• Task statement:
How many lines in the listing contain the word "اصفهان"? Reply with the number alone.

..........

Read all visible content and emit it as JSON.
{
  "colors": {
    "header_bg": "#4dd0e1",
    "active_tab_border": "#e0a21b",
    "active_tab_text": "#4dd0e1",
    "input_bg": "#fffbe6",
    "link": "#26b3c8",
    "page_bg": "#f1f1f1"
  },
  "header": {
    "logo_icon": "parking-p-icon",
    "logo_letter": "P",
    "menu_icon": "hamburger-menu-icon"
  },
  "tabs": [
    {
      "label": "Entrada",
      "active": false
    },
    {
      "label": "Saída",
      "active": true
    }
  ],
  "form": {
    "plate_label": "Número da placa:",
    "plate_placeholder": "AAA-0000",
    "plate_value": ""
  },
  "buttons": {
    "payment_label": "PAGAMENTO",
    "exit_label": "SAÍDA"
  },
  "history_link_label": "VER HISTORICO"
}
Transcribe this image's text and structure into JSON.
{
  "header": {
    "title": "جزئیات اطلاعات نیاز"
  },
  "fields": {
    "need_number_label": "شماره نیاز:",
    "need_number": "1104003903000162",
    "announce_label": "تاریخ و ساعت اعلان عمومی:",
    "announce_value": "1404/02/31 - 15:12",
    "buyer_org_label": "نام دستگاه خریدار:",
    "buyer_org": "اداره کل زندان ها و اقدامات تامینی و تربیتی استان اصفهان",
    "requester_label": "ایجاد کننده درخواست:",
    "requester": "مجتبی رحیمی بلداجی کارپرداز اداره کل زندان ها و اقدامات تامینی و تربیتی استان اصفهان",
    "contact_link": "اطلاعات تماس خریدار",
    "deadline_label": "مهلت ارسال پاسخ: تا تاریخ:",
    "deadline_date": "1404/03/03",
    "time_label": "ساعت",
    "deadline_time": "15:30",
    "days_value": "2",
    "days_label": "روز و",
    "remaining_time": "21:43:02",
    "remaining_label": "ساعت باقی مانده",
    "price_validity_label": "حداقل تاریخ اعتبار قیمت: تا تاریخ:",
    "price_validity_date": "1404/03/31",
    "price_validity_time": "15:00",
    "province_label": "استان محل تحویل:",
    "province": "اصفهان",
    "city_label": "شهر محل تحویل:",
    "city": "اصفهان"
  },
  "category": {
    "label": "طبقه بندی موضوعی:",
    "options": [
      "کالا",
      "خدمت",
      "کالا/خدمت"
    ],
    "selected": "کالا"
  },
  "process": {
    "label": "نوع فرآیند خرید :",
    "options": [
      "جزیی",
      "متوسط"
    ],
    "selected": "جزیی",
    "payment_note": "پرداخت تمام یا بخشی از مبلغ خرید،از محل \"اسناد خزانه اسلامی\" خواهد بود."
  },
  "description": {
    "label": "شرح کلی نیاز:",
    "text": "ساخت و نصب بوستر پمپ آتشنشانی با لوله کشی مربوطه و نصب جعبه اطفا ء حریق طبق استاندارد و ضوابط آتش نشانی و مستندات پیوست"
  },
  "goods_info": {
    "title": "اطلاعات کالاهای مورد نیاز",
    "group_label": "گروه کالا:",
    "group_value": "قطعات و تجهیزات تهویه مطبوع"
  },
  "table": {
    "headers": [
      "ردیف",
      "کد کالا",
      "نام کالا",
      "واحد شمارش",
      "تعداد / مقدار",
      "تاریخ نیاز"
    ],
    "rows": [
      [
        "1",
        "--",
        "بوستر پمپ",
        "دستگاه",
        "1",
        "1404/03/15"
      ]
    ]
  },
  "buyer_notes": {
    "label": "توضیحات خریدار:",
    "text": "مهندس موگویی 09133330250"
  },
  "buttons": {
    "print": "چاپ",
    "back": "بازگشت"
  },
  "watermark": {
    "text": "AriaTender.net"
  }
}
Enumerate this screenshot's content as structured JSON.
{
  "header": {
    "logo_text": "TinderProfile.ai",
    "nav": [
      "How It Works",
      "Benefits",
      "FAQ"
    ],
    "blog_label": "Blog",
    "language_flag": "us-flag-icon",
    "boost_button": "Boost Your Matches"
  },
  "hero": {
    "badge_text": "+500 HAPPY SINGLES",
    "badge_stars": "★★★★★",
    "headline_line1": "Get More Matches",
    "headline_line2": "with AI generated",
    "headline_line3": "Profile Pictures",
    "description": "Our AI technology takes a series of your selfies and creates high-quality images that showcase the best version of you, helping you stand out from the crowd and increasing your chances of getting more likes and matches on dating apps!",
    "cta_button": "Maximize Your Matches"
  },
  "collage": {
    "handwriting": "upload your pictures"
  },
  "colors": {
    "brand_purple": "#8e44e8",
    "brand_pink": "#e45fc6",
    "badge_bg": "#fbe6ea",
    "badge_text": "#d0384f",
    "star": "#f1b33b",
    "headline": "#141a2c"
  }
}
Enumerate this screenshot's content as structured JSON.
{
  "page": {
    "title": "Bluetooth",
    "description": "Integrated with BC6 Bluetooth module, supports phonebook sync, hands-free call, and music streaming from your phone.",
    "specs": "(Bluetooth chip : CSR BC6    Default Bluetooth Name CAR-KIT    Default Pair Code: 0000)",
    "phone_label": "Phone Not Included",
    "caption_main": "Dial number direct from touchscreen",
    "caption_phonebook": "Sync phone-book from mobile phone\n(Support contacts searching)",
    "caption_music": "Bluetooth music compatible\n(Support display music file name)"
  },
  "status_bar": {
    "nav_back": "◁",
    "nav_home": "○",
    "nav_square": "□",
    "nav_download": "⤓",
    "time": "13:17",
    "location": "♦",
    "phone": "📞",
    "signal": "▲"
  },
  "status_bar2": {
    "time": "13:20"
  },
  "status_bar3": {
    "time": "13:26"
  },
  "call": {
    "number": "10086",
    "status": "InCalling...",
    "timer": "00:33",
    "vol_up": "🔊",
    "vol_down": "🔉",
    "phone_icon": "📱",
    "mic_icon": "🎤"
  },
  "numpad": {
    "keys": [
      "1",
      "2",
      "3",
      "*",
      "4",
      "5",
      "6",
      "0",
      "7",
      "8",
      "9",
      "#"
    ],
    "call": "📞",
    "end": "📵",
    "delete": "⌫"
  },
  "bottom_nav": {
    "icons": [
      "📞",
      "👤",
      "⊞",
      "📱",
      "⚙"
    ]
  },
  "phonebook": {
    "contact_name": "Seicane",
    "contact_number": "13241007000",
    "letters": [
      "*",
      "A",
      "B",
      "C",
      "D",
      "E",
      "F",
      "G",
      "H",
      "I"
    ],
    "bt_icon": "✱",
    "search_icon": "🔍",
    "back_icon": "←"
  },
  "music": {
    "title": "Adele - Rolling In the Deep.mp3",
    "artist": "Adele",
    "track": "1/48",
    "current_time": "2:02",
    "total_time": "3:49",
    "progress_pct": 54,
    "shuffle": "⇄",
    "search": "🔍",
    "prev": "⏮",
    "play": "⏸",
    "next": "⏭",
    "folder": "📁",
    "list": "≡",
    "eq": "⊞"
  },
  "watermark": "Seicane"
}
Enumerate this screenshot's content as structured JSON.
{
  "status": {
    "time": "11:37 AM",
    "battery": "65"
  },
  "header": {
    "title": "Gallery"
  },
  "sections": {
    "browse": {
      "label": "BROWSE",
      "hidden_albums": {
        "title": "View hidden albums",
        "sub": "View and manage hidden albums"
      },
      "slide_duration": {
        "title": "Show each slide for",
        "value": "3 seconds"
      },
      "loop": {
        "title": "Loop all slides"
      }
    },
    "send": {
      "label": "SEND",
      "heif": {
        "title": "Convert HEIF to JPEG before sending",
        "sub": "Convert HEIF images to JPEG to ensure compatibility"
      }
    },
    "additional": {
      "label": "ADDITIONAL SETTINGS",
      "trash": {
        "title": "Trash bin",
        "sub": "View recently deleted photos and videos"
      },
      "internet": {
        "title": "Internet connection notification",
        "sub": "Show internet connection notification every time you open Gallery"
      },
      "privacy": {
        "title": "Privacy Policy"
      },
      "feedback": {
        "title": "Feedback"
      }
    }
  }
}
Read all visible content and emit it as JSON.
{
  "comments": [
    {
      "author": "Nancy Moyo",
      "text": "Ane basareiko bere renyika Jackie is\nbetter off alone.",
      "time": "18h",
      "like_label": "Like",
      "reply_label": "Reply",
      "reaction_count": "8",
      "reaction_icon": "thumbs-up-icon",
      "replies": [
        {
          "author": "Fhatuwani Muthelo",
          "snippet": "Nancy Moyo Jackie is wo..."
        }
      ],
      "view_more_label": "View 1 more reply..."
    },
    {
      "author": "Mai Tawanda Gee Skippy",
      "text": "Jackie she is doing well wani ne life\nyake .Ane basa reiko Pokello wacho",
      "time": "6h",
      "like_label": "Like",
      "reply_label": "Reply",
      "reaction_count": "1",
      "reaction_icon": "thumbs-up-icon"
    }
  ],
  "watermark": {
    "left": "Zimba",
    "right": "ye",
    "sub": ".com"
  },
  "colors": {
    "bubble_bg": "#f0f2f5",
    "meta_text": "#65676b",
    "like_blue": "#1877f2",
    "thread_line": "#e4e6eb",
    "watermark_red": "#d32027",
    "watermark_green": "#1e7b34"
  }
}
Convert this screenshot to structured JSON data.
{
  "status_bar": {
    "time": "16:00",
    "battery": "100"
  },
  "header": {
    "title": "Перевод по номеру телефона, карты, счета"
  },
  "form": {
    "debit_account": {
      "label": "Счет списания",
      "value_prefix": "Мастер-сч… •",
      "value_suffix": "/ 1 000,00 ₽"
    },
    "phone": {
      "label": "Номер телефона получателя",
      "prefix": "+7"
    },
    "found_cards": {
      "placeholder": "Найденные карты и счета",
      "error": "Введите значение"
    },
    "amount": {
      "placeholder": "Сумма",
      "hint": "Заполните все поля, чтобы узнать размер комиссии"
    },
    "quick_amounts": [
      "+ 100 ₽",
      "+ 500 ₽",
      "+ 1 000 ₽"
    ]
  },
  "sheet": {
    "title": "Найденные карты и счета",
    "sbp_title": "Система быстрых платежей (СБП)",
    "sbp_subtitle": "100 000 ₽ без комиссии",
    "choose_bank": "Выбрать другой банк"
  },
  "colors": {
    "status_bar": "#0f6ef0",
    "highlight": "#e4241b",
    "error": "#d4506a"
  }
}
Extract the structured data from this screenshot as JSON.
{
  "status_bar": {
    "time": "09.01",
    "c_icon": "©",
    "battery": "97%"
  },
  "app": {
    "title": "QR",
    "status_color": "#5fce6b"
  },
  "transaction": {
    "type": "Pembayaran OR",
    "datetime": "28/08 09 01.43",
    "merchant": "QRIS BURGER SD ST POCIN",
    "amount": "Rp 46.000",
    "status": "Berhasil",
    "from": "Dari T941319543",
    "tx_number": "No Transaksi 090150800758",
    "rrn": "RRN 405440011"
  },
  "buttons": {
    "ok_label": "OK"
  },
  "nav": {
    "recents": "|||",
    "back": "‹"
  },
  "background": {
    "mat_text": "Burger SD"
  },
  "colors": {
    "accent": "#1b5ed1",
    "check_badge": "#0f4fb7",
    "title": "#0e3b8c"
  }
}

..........

• Solution for this problem:
4